rock through the window. The owner had a hook for a right
arm, came out and hooked the drunk under the jaw and killed
him. Nearby children describe the sound of the bones breaking.
This same fellow later shot and killed his wife with a shotgun.
He received jail time after killing his wife.
card games (some illegal) were held in the local drinking establishments.
The bowling alley/bar/dance hall was not allowed to sell liquor
so those wishing to drink would bring their own alcohol and
buy the mix from the proprietors. Teenagers were hired to
set pins and made between $0.01 and $0.05 per row.
May 5, 1945 the Reverend Archie Mitchell, his pregnant wife
Elsye and 5 children from the Sunday school class of the
CMA church in Bly went on a picnic east of Bly. As Reverend Mitchell
parked the car his wife and the children called out to him that
they had found something. Before he could reach them an explosion
shattered the quiet Saturday morning. Elsye and the five children
became the only civilian casualties of Word War II on the continental
The incendiary bombs traveled over 6200 miles on air currents.
The expectation was to divert attention and resources from
the war effort by causing vast Western wildfires.
The government immediately censored the story for that if
the Japanese knew their bombs were reaching North America
they would redouble their efforts. The silence did not last
long after the six deaths. The tragedy was first announced
that Mrs. Mitchell and the five children had been killed while
on a fishing trip by an explosion of "unannounced cause."
Within two weeks the Government abandoned its censorship and
issued a statement describing the balloon bombs and warning
people to avoid tampering with strange objects.
The Japanese have donated dolls and paper cranes that on display

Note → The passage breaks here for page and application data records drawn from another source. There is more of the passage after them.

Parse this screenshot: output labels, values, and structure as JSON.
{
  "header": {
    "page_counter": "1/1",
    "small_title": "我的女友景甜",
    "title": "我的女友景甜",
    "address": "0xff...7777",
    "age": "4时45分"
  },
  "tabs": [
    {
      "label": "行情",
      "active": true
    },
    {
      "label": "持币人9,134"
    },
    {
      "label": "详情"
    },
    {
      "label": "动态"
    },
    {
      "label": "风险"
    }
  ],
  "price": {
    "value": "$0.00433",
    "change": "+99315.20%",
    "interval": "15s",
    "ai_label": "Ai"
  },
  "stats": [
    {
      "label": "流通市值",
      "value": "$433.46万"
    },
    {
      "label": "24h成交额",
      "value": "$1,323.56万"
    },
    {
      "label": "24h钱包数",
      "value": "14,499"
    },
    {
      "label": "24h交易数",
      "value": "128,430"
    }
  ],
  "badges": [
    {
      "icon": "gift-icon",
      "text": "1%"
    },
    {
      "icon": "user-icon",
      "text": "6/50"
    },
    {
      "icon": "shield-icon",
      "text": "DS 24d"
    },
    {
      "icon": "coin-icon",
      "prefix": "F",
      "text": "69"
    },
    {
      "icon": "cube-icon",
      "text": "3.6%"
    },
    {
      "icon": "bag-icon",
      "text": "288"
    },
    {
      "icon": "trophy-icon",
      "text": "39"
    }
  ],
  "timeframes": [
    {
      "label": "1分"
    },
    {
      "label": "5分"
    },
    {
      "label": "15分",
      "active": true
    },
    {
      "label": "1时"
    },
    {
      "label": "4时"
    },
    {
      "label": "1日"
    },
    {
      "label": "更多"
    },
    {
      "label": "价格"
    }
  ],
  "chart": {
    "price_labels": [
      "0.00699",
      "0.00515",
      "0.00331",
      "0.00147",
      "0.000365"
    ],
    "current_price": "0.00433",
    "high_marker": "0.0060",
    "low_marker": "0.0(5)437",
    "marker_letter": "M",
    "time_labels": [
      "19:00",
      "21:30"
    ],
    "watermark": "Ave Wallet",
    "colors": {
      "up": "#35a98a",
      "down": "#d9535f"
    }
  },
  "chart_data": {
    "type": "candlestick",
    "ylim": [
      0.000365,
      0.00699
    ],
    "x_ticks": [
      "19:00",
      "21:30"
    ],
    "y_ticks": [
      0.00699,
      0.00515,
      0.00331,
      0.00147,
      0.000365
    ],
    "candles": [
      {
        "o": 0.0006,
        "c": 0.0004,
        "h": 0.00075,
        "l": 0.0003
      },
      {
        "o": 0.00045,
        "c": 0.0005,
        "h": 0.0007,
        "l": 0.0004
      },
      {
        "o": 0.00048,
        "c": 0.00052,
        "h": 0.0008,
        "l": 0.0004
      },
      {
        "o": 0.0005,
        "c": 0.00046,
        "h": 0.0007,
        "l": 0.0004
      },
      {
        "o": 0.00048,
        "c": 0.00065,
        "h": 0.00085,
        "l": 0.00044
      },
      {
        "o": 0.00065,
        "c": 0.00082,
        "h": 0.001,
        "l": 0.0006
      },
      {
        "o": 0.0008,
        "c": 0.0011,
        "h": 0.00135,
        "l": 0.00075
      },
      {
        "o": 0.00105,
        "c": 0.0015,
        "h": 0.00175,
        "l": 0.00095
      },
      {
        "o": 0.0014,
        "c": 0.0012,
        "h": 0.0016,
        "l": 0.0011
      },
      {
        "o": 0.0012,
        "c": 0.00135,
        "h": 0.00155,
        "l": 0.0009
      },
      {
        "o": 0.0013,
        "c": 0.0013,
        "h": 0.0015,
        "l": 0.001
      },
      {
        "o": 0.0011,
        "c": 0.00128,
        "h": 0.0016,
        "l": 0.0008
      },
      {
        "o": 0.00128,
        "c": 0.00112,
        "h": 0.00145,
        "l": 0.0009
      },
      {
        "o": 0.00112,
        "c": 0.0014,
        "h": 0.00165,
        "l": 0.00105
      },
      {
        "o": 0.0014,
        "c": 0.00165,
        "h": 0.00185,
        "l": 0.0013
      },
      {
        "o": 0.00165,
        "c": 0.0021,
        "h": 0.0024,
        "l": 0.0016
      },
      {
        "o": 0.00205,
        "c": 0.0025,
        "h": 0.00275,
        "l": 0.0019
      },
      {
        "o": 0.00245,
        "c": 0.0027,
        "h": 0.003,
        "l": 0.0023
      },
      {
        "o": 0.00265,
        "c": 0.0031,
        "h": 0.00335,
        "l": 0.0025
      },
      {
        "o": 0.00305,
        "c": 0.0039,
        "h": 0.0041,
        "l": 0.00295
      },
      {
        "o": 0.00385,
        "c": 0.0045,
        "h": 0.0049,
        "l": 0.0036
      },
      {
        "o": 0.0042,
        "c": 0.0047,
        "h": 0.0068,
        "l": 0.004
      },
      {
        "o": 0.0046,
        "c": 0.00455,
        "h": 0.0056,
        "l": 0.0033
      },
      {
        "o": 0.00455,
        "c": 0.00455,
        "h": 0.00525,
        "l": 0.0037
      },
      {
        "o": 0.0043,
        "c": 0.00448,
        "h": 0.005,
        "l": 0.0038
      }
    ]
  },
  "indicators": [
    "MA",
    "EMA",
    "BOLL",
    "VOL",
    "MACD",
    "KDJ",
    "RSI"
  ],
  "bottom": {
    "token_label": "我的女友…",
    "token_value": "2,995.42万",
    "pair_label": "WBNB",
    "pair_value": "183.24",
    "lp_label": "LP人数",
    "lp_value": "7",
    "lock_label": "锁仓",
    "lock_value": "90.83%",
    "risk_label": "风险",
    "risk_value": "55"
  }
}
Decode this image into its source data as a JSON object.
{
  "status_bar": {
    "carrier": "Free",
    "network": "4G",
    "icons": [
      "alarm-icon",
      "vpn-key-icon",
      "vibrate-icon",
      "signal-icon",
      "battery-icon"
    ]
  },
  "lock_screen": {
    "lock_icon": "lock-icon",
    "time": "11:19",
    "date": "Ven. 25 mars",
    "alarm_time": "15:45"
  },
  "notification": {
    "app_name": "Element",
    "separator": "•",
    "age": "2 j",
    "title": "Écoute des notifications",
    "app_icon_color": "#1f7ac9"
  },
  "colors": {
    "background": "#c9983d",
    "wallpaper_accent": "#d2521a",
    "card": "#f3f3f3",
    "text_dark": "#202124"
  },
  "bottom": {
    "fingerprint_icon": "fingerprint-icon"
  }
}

in the elementary school and the CMA church. Cherry trees
were planted, by the Japanese, at the church and at the site
of the bombing as an apology.